Data excerpts:
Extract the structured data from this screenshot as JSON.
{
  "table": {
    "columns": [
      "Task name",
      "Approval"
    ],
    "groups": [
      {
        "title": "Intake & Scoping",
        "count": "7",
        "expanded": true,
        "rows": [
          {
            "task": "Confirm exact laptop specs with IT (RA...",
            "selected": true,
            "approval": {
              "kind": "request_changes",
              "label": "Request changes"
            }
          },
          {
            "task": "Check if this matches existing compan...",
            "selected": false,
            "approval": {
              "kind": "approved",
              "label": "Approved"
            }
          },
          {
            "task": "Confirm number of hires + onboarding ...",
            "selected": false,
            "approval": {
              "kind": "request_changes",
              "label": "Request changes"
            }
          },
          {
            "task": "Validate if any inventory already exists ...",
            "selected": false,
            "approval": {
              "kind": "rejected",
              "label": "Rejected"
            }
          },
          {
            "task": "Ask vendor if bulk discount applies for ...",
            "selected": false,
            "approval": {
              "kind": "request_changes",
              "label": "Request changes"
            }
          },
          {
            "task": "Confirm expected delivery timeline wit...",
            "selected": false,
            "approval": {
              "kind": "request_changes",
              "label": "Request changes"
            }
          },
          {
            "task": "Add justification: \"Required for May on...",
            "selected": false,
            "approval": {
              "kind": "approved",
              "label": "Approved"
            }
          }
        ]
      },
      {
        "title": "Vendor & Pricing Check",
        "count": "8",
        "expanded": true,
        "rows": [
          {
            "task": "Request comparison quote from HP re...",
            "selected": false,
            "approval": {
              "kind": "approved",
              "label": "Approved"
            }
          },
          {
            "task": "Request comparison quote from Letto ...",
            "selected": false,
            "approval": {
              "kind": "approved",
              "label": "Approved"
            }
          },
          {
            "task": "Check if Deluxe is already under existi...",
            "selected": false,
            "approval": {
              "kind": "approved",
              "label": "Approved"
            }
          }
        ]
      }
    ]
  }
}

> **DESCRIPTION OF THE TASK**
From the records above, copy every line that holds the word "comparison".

> **TASK ANSWER**
            "task": "Request comparison quote from HP re...",
            "task": "Request comparison quote from Letto ...",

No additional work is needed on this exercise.